These reports also show that radon is the leading cause of lung cancer in non-smokers. Couple these studies with the fact that higher indoor concentrations of this insidious gas increases your chance of developing lung cancer should be concerning to everyone. It is important that students, teachers, and parents be aware that a radon problem could potentially exist in their school. An EPA nationwide radon level survey in schools estimates that nearly 1 in 5 has a high level. The key to determine if your school has a radon problem is to test for it.
What to do
Having your school tested is something you need to discuss with school officials. Insist that the school be properly radon tested according to EPA or your state’s guidelines.
To find out more about radon testing in schools, including more about health risks, how schools are tested, testing strategies, what happens if your school fails the test, see radon testing your schools.
How to protect yourself at home
Of course radon can be a significant health risk at home as well as in school. To protect you and your family at home, you clearly need to know what your risk level is.
The first step is to test your home. Radon test kits are available from various sources, but there are many confusing choices: short term vs. long term radon tests, the question of how many test kits you need, and finally where to place them. One internet site that focuses on radon testing, features a “radon wizard” to help guide people through the process. . The wizard has two animated characters, Rae the Radon Receptionist, and Dr. Don the Radon Professor, that lead you step-by-step through seven (7) questions. Based on your answers, the radon wizard then matches your home’s configuration to over 800 possible choices. The wizard then suggests the type, quantity, and test location(s) for your specific situation. Whatever approach you use, get your kits and follow the directions on the package.
It is likely that some areas of your home have higher concentrations than others.

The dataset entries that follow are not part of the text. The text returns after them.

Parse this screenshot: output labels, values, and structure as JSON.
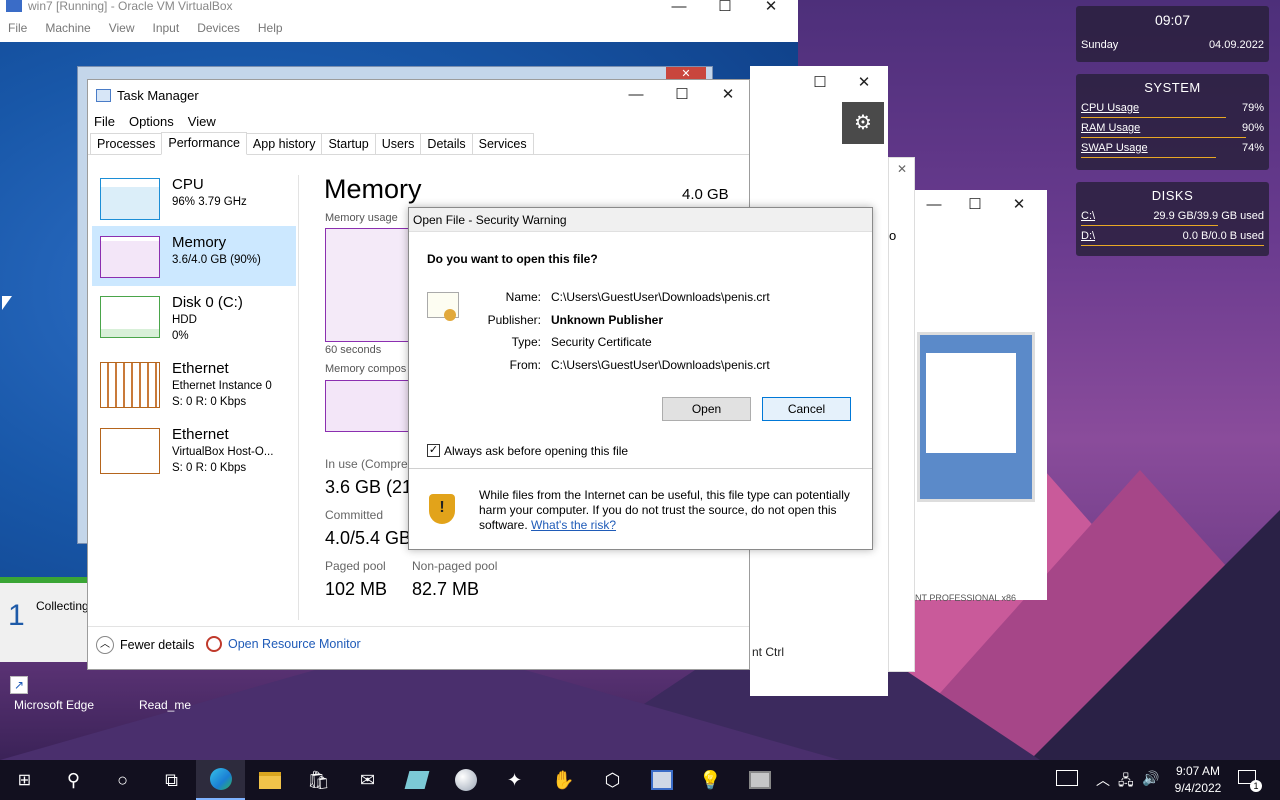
{
  "vbox": {
    "title": "win7 [Running] - Oracle VM VirtualBox",
    "menu": [
      "File",
      "Machine",
      "View",
      "Input",
      "Devices",
      "Help"
    ],
    "vm_status_num": "1",
    "vm_status_text": "Collecting"
  },
  "taskmgr": {
    "title": "Task Manager",
    "menu": [
      "File",
      "Options",
      "View"
    ],
    "tabs": [
      "Processes",
      "Performance",
      "App history",
      "Startup",
      "Users",
      "Details",
      "Services"
    ],
    "side": [
      {
        "name": "CPU",
        "line1": "96%  3.79 GHz",
        "line2": ""
      },
      {
        "name": "Memory",
        "line1": "3.6/4.0 GB (90%)",
        "line2": ""
      },
      {
        "name": "Disk 0 (C:)",
        "line1": "HDD",
        "line2": "0%"
      },
      {
        "name": "Ethernet",
        "line1": "Ethernet Instance 0",
        "line2": "S: 0  R: 0 Kbps"
      },
      {
        "name": "Ethernet",
        "line1": "VirtualBox Host-O...",
        "line2": "S: 0  R: 0 Kbps"
      }
    ],
    "main_title": "Memory",
    "total": "4.0 GB",
    "usage_label": "Memory usage",
    "seconds": "60 seconds",
    "composition_label": "Memory compos",
    "inuse_label": "In use (Compres",
    "inuse_value": "3.6 GB (21",
    "committed_label": "Committed",
    "committed_value": "4.0/5.4 GB",
    "paged_label": "Paged pool",
    "paged_value": "102 MB",
    "nonpaged_label": "Non-paged pool",
    "nonpaged_value": "82.7 MB",
    "fewer_details": "Fewer details",
    "open_resmon": "Open Resource Monitor"
  },
  "dialog": {
    "title": "Open File - Security Warning",
    "question": "Do you want to open this file?",
    "fields": [
      {
        "label": "Name:",
        "value": "C:\\Users\\GuestUser\\Downloads\\penis.crt"
      },
      {
        "label": "Publisher:",
        "value": "Unknown Publisher"
      },
      {
        "label": "Type:",
        "value": "Security Certificate"
      },
      {
        "label": "From:",
        "value": "C:\\Users\\GuestUser\\Downloads\\penis.crt"
      }
    ],
    "open_label": "Open",
    "cancel_label": "Cancel",
    "checkbox_label": "Always ask before opening this file",
    "checkbox_checked": true,
    "warning_text": "While files from the Internet can be useful, this file type can potentially harm your computer. If you do not trust the source, do not open this software.",
    "risk_link": "What's the risk?"
  },
  "bg_window": {
    "char_o": "o",
    "footer_text": "NT PROFESSIONAL  x86",
    "ctrl_text": "nt Ctrl"
  },
  "gadgets": {
    "time": "09:07",
    "day": "Sunday",
    "date": "04.09.2022",
    "system_title": "SYSTEM",
    "system": [
      {
        "label": "CPU Usage",
        "value": "79%",
        "pct": 0.79
      },
      {
        "label": "RAM Usage",
        "value": "90%",
        "pct": 0.9
      },
      {
        "label": "SWAP Usage",
        "value": "74%",
        "pct": 0.74
      }
    ],
    "disks_title": "DISKS",
    "disks": [
      {
        "label": "C:\\",
        "value": "29.9 GB/39.9 GB used",
        "pct": 0.75
      },
      {
        "label": "D:\\",
        "value": "0.0 B/0.0 B used",
        "pct": 1.0
      }
    ]
  },
  "desktop_icons": [
    "Microsoft Edge",
    "Read_me"
  ],
  "taskbar": {
    "time": "9:07 AM",
    "date": "9/4/2022",
    "notification_count": "1"
  }
}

Also, radon levels vary at different times of the year. If your test result is above the EPA action level of 4 picocuries per liter the EPA recommends having your home fixed.

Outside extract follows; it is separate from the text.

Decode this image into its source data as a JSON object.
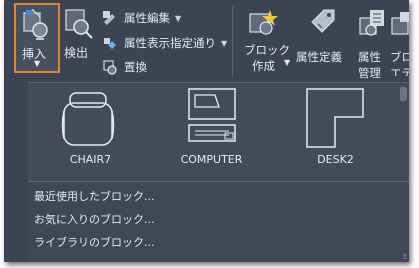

Fixing your home involves reducing the amount of radon in your home. The best way to fix your home depends on its construction and how the radon is entering it. The good news is that radon reduction, or mitigation systems, are generally straightforward to implement.
In conclusion, whether you or your family are at school or at home, the risks of radon exposure are very real. The key to understanding the severity of this threat is knowing your radon level. And, the only way to know your level, is to test. Don’t wait – test today.